The film takes place during the autumn of 1850 in an upper middle class home just outside Boston. Two cousins, who were born and raised in Europe, ‘drop in’ to stay with their American kin. The story is a subtle comedy of manners and morals, perhaps too subtle for today’s audience. I can’t say the story was spellbinding, but the scenery, sets, and costumes were. I have to give this film a 9/10 – I am removing 1 point for the use of mascara, and the occasional dress and accessory that date from later in the 1850s. However, overall, this film really captures the period and is worth watching.
I am often sent books to review and recently two books came in the mail from Texas Tech University Press:
Victorian Wedding Dress in the United States is part of the ‘History through Paper Doll’ series, written by Mei Campbell and illustrated by Norma Lu Meehan. The 32 page book includes 20 dresses and 3 paper dolls and sells for a reasonable $12.95 (or less). My only criticism of the book is that I am not sure who it is intended for. The paper doll gimmick suggests a youth audience was in mind but the libretto, which includes good information about the history of the white wedding gown, is written for a sophisticated reader with a good vocabulary and understanding of dressmaking terms (capacious, polonaise, basque.) Both the illustrations and text are well done but together they create a book that must struggle to find a market.
The Sunbonnet: An American Icon in Texas is written by Rebecca Jumper Matheson. The 256 page book is listed at $29.95 (or less) and includes illustrations from several collections that trace the origins of the sunbonnet from the late 18th century to its last vestiges in the mid 20th century. The greatest difficulty for writing a book about the history of the sunbonnet must have been locating the scant research and period references – everyday non-fashionable garments worn by rural women simply didn’t get a lot of press in their day. The book is an easy read and utilizes a variety of resources and interviews. The only thing I am not convinced of is its specific geographical significance to Texas. Sunbonnets were certainly worn well into the 1930s throughout the agricultural south and mid-west as well as in the Canadian Prairies.

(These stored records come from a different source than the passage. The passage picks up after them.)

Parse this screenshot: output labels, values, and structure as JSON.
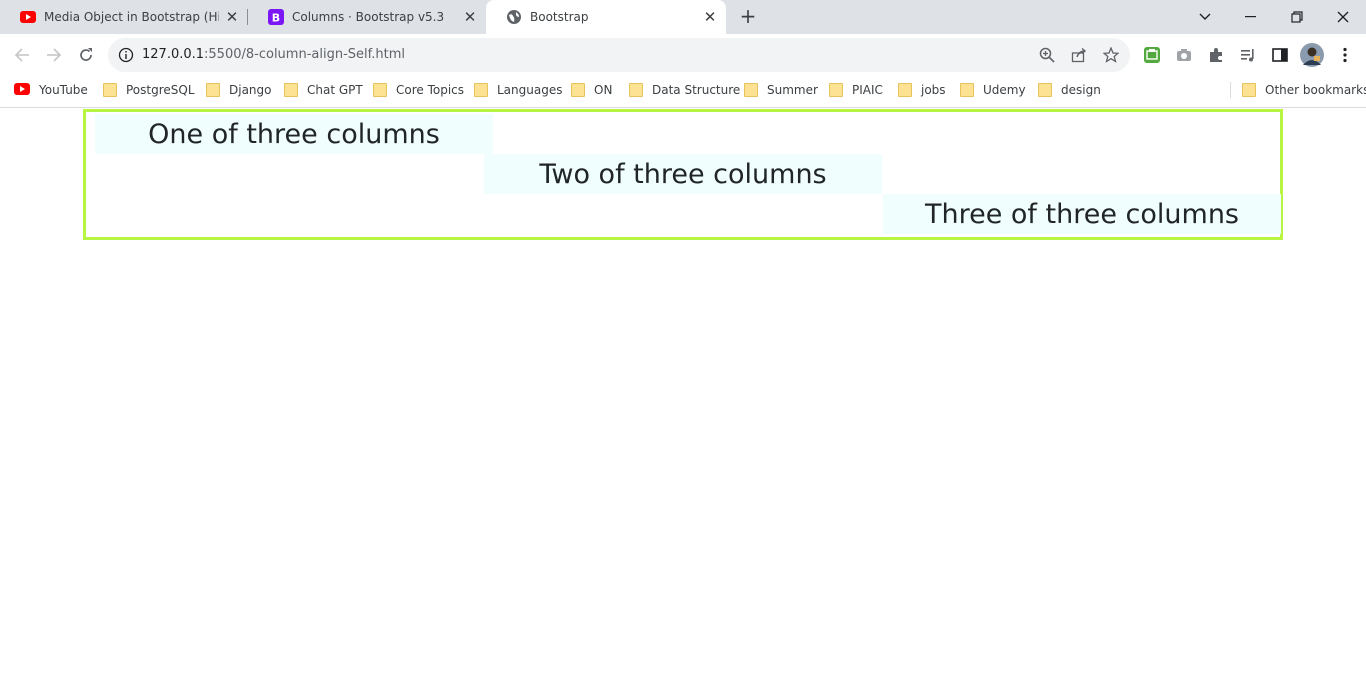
{
  "browser": {
    "tabs": [
      {
        "title": "Media Object in Bootstrap (Hindi",
        "icon": "youtube-icon",
        "active": false
      },
      {
        "title": "Columns · Bootstrap v5.3",
        "icon": "bootstrap-icon",
        "active": false
      },
      {
        "title": "Bootstrap",
        "icon": "globe-icon",
        "active": true
      }
    ],
    "url_host": "127.0.0.1",
    "url_rest": ":5500/8-column-align-Self.html"
  },
  "bookmarks": [
    {
      "label": "YouTube",
      "icon": "youtube-icon"
    },
    {
      "label": "PostgreSQL",
      "icon": "folder-icon"
    },
    {
      "label": "Django",
      "icon": "folder-icon"
    },
    {
      "label": "Chat GPT",
      "icon": "folder-icon"
    },
    {
      "label": "Core Topics",
      "icon": "folder-icon"
    },
    {
      "label": "Languages",
      "icon": "folder-icon"
    },
    {
      "label": "ON",
      "icon": "folder-icon"
    },
    {
      "label": "Data Structure",
      "icon": "folder-icon"
    },
    {
      "label": "Summer",
      "icon": "folder-icon"
    },
    {
      "label": "PIAIC",
      "icon": "folder-icon"
    },
    {
      "label": "jobs",
      "icon": "folder-icon"
    },
    {
      "label": "Udemy",
      "icon": "folder-icon"
    },
    {
      "label": "design",
      "icon": "folder-icon"
    }
  ],
  "other_bookmarks": "Other bookmarks",
  "page": {
    "columns": [
      "One of three columns",
      "Two of three columns",
      "Three of three columns"
    ],
    "border_color": "#b8f542",
    "column_bg": "#f0fffe"
  }
}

The book is excellent and unique on the topic and should become a part of any library relevant to millinery history.